We discovered by chance that dependencies can be used to track modifications to planners and their environments. We ran Phoenix in one configuration, call it A, and collected execution traces from which we derived a set of significant dependencies, . Then we modified Phoenix slightly-we changed the strategy it used to select failure recovery actions-and ran the modified system and collected execution traces, and, thus, another set of dependencies, . Finally, we added two new failure recovery actions to the original set, ran another experiment, and derived another set of dependencies . To our surprise, the intersections of the sets of dependencies were small. However, both and contained more dependencies than , suggesting that the size of an intersection mimics the magnitude of modifications to a system.

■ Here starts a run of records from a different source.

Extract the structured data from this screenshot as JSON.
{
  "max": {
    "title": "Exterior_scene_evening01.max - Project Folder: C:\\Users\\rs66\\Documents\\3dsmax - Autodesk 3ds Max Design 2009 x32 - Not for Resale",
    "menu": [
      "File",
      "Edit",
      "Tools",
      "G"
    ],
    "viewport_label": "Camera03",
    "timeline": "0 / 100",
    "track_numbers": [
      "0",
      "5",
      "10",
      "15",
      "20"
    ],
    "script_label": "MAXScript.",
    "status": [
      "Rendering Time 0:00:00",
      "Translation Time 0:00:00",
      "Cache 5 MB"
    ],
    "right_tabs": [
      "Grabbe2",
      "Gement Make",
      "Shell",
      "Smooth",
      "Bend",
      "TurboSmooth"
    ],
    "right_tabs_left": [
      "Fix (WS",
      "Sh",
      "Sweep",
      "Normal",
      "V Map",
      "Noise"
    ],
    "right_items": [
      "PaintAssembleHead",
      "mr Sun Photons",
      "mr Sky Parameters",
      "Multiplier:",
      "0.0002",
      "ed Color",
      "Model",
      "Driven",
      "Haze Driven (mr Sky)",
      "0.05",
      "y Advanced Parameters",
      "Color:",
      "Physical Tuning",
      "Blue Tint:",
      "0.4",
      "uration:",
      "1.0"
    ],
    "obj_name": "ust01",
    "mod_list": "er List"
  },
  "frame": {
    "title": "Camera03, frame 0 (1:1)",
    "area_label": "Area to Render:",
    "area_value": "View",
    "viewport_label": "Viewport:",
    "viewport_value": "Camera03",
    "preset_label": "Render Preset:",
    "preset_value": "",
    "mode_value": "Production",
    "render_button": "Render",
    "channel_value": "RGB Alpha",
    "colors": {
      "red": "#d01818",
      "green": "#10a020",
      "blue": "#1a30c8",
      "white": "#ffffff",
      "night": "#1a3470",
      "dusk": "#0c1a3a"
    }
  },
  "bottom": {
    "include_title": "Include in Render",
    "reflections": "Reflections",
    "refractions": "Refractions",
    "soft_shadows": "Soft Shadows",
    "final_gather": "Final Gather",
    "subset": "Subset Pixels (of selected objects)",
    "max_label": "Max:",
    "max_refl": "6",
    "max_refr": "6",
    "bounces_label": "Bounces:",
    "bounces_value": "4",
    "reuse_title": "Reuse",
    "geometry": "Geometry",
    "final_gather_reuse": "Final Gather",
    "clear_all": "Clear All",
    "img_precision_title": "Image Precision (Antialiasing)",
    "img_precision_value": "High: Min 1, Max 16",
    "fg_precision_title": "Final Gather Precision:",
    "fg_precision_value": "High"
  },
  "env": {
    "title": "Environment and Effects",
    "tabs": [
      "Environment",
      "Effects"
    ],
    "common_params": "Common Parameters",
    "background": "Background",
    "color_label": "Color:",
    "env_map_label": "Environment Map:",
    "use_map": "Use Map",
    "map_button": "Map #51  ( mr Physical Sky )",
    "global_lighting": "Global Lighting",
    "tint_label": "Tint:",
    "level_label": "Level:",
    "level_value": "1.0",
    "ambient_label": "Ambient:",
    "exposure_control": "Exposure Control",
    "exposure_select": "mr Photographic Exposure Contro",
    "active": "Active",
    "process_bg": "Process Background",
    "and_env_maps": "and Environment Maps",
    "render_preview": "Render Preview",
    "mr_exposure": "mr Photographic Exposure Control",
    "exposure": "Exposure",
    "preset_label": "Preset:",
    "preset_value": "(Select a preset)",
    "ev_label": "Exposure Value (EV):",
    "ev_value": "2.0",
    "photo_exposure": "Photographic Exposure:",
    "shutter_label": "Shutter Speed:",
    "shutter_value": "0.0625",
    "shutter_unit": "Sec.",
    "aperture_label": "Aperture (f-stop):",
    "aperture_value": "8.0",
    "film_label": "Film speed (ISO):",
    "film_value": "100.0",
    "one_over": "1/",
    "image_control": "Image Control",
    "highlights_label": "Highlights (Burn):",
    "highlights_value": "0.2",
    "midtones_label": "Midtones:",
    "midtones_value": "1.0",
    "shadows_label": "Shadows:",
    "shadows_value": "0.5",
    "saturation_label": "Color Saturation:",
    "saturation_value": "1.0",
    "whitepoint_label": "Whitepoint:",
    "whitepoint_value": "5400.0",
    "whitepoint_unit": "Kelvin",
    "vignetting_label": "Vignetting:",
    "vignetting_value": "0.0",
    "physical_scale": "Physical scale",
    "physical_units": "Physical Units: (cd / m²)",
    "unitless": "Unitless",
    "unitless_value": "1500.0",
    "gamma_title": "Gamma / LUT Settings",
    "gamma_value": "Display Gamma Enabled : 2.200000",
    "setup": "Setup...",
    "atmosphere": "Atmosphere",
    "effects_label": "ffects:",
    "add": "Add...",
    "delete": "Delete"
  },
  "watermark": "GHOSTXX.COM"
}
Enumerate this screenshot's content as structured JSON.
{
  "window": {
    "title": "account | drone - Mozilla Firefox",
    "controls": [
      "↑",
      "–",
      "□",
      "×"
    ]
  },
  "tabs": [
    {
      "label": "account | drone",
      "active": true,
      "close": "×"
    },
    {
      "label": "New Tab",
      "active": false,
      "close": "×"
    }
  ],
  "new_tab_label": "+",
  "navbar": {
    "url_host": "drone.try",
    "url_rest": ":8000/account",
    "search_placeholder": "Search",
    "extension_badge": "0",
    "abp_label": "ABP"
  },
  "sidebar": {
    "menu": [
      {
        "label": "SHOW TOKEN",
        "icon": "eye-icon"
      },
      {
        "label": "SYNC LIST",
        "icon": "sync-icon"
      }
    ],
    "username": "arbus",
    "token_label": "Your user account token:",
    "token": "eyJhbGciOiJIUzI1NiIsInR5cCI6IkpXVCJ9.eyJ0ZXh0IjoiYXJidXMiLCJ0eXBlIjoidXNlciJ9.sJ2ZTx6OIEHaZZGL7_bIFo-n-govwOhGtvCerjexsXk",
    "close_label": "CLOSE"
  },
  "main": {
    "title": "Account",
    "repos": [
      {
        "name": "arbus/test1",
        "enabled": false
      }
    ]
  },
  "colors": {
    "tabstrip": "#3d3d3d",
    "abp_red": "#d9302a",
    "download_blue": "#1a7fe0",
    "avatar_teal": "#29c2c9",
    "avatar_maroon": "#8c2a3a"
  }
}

These results are only suggestive, but they raise the possibility that particular planner-environment pairs can be characterized by sets of significant failure-action dependencies. If true, this technique might enable us to identify classes of environments and planners. Today, we assert on purely intuitive grounds that some environments are similar; in the future we might be able to measure similarity in terms of the overlap between sets of dependencies derived from a single planner running in each environment. Conversely, we might measure the similarity of planners in terms of dependencies common to several planners in a single environment.